The Mathews House is one of eight Wright designs in the San Francisco area, including two of his most important works. Use the guide to Frank Lloyd Wright in the San Francisco area to find all of them.
Wright's Usonian houses were designed for middle-income families, they featured indoor-outdoor connections and were often built in an "L" shape: Hanna House (which is based on an octagon), Sydney Bazett House, Buehler House, Randall Fawcett House, Sturges House, and the Kundert Medical Clinic in San Luis Obispo (which is based on a Usonian House design).
Wright's work isn't all in the San Francisco area. He also designed nine structures in the Los Angeles area. Use the guide to Wright Sites in Los Angeles to find out where they are. You'll also find several houses, a church, and a medical clinic in some of the most unexpected places. Here's where to find Wright sites in the rest of California.
More to See Nearby
You'll find examples of Victorian style architecture all over San Francisco, including the famous Painted Ladies of Alamo Square. Other sights with particular architectural interest include the San Francisco Museum of Modern Art, the deYoung Museum and Renzo Piano's Academy of Sciences in Golden Gate Park, and the Transamerica Building.
Nearby in San Jose, you'll find a city hall designed by Richard Meier. In Silicon Valley, the big-name tech companies like Apple, Google, Nvidia, and Facebook have buildings of architectural importance, but most are off limits except to their employees.

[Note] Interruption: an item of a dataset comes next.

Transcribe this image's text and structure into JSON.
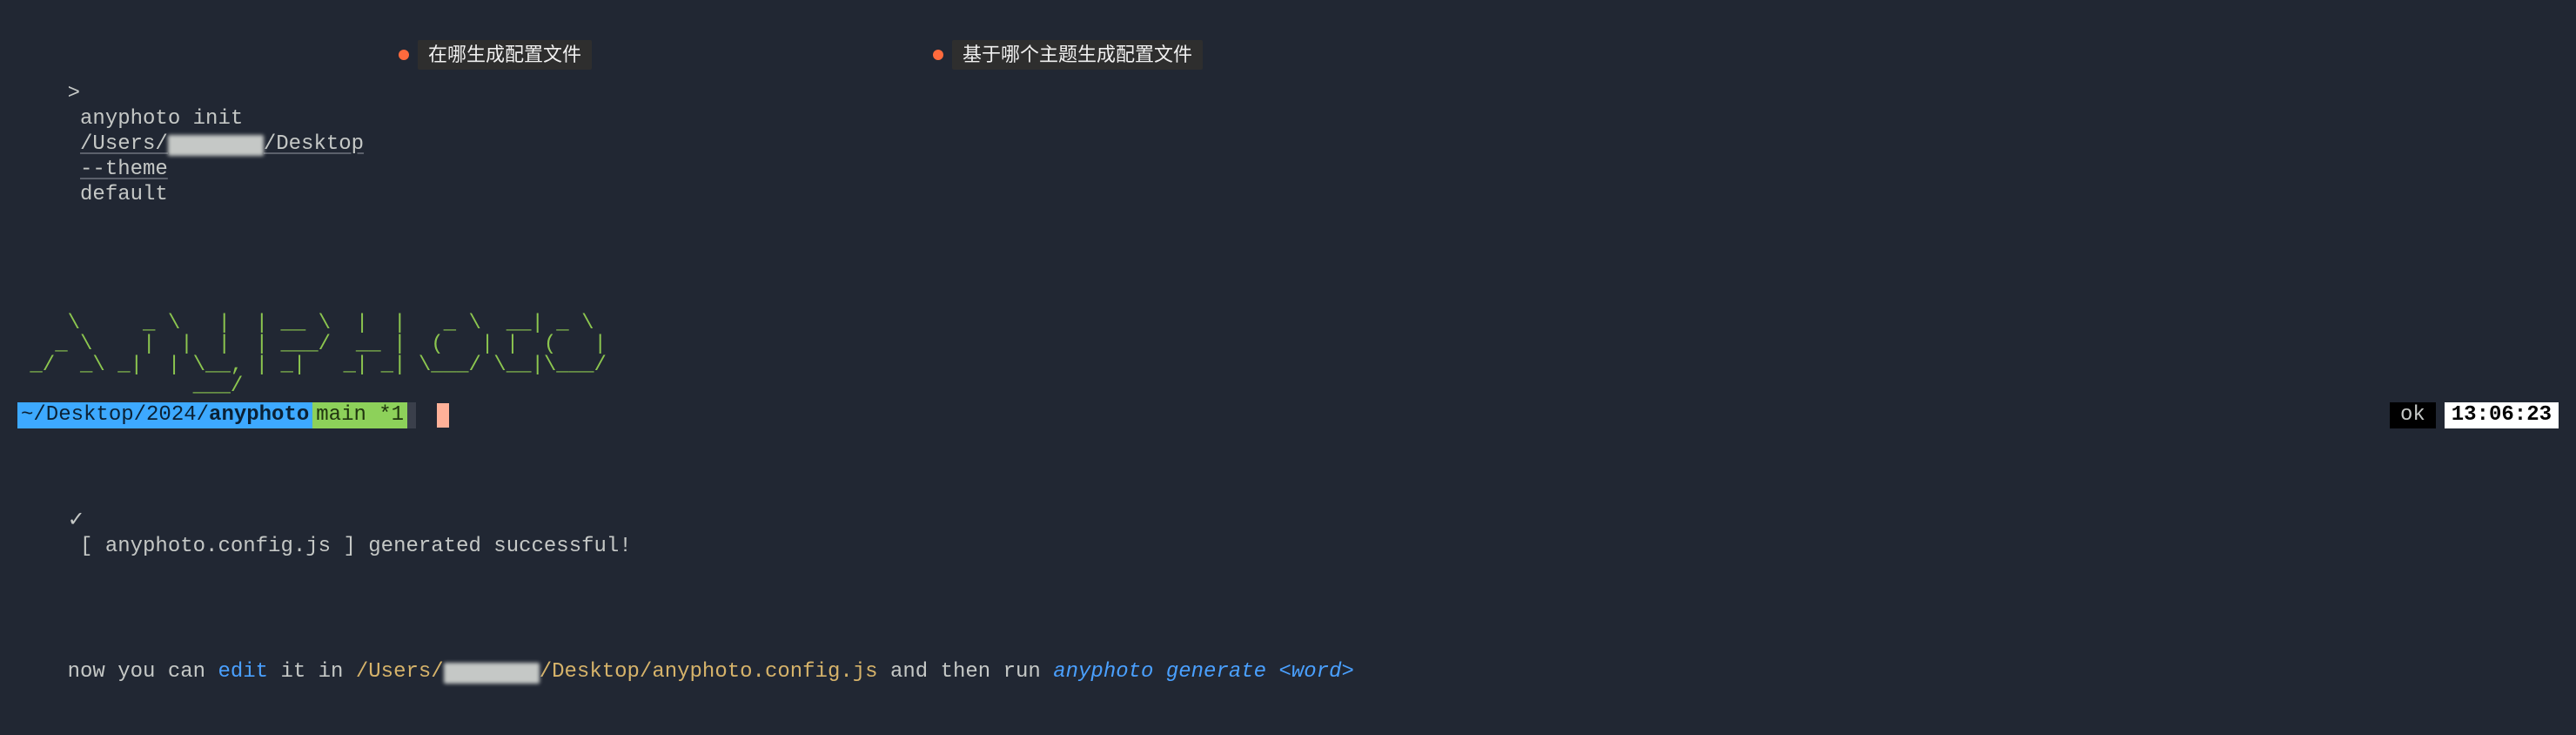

Also in Atherton are two homes on the National Register of Historic Places: the Holbrook-Palmer Estate also called Elmwood and the Watkins-Cartan House.